EXTRACTED INFORMATION START

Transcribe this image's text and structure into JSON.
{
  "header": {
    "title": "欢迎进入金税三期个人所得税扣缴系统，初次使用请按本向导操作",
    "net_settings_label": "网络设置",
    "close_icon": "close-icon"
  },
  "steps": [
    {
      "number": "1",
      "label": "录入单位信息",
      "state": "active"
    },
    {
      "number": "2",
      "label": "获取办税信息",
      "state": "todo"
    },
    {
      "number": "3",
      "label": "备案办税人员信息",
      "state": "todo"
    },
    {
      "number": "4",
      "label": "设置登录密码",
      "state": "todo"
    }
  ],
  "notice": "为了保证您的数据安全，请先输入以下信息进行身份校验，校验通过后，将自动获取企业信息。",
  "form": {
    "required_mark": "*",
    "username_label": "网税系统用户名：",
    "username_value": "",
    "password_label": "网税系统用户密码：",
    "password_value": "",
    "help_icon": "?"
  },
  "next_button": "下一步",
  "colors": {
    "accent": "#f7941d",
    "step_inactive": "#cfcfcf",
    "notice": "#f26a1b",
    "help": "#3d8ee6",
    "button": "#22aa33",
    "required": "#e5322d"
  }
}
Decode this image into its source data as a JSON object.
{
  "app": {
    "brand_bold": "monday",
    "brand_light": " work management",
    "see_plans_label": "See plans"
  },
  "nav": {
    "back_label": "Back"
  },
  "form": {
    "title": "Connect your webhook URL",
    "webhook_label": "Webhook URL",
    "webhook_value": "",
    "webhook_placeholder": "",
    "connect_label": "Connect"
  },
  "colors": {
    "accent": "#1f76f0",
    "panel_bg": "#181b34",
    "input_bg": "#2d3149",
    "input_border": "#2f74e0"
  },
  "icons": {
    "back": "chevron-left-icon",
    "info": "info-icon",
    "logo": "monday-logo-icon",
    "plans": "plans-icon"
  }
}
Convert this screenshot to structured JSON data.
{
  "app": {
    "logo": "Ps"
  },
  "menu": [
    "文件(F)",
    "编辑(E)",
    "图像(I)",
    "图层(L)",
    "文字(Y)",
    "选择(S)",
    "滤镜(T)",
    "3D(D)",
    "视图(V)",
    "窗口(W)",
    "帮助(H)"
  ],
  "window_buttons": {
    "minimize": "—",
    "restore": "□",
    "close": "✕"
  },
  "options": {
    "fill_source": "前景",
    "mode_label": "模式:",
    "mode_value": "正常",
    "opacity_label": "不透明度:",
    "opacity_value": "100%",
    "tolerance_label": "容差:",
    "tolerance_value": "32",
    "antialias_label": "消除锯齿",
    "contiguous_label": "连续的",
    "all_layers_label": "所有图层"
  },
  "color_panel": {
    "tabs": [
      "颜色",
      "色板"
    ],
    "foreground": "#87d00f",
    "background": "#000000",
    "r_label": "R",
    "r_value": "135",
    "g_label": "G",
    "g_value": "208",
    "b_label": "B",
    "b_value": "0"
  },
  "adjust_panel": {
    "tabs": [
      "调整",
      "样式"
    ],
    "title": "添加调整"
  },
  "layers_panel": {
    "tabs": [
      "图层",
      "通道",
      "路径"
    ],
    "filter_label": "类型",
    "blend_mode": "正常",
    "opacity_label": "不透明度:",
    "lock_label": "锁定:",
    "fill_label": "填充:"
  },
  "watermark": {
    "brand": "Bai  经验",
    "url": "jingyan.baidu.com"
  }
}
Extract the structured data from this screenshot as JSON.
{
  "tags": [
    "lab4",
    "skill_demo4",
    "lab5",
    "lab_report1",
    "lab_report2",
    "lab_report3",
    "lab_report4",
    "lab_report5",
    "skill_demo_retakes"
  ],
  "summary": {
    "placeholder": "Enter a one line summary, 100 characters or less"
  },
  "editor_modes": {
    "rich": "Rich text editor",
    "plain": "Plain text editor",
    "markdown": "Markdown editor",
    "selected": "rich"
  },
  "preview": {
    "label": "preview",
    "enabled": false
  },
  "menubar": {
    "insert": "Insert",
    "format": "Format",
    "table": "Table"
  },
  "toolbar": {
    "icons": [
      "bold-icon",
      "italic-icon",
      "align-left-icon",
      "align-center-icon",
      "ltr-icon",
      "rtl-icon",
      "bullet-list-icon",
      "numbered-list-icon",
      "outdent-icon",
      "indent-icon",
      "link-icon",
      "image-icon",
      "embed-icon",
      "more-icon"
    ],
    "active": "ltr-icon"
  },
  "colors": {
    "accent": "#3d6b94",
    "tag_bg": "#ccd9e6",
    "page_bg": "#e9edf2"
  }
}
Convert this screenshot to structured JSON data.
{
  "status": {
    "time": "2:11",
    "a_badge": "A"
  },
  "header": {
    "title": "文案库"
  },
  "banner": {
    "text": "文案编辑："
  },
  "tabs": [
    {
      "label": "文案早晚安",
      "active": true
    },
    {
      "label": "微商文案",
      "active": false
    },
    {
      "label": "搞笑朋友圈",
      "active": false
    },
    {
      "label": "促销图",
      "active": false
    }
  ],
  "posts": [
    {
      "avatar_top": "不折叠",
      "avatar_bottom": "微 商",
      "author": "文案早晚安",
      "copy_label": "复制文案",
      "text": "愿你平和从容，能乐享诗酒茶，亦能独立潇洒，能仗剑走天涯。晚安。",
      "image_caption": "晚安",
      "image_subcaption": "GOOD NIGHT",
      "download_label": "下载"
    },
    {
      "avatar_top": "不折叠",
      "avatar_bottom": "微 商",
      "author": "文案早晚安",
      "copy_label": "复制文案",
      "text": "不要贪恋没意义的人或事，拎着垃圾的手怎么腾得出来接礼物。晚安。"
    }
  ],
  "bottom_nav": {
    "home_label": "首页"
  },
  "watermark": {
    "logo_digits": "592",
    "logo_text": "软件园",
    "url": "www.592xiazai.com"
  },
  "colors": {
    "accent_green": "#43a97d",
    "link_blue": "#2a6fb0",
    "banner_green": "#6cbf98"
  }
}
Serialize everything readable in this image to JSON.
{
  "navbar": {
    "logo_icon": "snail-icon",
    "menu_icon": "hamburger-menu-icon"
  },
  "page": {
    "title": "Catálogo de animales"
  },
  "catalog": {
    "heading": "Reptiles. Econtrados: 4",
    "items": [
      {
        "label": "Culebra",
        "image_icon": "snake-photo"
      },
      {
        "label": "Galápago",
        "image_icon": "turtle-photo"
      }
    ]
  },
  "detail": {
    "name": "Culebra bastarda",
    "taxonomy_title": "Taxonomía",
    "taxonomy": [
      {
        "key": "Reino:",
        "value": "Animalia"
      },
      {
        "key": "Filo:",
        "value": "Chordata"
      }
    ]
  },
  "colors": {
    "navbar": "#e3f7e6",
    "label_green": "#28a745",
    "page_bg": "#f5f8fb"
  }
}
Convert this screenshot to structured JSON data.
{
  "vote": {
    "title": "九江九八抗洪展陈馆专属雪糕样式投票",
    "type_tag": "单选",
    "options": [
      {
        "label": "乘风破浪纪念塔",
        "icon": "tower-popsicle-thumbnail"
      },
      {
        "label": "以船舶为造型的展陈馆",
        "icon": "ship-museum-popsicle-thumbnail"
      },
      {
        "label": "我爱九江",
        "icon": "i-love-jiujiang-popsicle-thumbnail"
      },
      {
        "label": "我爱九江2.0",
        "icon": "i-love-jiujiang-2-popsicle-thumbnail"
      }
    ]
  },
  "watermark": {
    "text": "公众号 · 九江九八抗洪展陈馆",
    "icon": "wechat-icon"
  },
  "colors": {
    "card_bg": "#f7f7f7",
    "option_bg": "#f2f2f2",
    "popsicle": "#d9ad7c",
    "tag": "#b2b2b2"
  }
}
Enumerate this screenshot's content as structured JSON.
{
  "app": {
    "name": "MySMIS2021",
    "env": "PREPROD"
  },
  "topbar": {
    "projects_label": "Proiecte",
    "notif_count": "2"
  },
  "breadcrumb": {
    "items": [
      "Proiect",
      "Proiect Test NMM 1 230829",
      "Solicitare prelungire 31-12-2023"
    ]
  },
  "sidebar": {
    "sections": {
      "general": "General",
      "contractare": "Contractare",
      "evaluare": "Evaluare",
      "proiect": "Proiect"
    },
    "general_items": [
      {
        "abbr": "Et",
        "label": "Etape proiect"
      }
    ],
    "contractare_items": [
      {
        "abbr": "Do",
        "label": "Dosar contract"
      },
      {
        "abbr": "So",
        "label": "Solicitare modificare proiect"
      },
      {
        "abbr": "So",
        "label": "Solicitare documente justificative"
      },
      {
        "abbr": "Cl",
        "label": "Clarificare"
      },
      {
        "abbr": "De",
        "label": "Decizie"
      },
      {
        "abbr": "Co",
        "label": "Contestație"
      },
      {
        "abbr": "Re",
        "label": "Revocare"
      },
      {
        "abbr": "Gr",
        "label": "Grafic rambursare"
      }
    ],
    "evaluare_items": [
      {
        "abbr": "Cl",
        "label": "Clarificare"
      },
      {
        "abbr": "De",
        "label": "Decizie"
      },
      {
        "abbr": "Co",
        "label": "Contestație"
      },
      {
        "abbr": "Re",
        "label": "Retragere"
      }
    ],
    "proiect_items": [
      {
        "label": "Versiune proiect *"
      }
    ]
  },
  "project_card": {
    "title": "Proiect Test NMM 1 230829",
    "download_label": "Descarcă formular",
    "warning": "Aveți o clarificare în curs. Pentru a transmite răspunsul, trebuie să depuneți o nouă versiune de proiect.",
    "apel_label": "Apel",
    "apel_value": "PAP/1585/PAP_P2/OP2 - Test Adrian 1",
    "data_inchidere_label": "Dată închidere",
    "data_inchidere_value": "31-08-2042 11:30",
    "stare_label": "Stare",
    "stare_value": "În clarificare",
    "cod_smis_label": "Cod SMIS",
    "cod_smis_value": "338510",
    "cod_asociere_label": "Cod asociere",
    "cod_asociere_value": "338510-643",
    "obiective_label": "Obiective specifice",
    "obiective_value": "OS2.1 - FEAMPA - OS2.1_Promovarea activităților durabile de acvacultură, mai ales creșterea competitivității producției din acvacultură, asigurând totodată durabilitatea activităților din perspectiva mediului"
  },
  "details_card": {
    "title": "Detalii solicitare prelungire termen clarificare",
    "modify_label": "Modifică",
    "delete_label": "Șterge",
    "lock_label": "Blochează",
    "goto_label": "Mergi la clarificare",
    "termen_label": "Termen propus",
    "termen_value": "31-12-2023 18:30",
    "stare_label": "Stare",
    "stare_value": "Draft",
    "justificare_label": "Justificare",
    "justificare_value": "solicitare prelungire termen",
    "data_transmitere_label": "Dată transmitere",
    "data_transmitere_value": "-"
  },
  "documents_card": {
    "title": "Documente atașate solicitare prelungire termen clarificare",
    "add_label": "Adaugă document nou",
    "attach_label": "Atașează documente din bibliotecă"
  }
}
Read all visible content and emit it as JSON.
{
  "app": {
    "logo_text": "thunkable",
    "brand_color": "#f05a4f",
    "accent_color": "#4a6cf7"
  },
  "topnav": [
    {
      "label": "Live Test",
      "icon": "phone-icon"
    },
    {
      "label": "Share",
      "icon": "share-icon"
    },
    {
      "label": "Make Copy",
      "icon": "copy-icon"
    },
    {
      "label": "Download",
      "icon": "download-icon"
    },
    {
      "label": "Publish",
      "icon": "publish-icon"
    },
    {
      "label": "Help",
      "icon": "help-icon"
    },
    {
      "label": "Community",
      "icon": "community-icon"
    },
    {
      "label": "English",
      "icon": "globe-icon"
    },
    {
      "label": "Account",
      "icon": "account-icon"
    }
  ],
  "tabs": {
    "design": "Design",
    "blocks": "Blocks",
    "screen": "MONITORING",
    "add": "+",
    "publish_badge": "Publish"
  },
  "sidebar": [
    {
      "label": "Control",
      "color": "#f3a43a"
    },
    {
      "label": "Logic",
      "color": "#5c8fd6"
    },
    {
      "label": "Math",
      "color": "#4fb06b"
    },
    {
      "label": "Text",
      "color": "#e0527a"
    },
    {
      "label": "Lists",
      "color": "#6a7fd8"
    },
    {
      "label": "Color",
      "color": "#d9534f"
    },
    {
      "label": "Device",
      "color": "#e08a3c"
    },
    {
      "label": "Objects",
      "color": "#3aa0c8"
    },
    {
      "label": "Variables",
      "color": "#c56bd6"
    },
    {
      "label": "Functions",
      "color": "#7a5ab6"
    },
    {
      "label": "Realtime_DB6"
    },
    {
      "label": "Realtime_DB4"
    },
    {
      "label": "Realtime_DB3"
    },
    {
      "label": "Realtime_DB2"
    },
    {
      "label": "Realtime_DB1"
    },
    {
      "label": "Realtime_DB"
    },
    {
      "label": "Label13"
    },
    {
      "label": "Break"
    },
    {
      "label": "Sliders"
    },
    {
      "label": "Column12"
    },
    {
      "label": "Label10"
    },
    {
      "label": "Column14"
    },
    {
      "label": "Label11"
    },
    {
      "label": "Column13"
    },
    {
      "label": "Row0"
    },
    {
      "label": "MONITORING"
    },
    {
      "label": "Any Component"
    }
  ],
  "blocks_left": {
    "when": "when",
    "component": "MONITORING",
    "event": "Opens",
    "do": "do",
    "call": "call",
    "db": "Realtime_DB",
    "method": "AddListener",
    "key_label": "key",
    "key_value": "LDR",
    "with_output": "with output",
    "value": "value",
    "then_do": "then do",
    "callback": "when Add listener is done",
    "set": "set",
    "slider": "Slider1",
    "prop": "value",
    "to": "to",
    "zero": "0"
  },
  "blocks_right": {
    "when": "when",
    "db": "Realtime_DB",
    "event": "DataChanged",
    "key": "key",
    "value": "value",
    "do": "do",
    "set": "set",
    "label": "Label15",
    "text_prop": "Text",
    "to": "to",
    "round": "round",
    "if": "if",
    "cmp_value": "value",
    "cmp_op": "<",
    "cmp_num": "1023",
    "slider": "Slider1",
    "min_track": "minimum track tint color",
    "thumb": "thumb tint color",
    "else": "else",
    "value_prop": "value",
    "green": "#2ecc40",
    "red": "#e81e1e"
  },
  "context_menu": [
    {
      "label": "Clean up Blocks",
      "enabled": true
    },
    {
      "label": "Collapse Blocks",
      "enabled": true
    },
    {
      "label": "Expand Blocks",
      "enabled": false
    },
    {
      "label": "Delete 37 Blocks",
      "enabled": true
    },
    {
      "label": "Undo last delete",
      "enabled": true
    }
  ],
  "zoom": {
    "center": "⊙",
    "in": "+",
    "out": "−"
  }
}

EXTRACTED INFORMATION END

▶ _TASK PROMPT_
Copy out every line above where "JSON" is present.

▶ _OUTPUT_
Transcribe this image's text and structure into JSON.
Decode this image into its source data as a JSON object.
Convert this screenshot to structured JSON data.
Extract the structured data from this screenshot as JSON.
Convert this screenshot to structured JSON data.
Serialize everything readable in this image to JSON.
Convert this screenshot to structured JSON data.
Enumerate this screenshot's content as structured JSON.
Read all visible content and emit it as JSON.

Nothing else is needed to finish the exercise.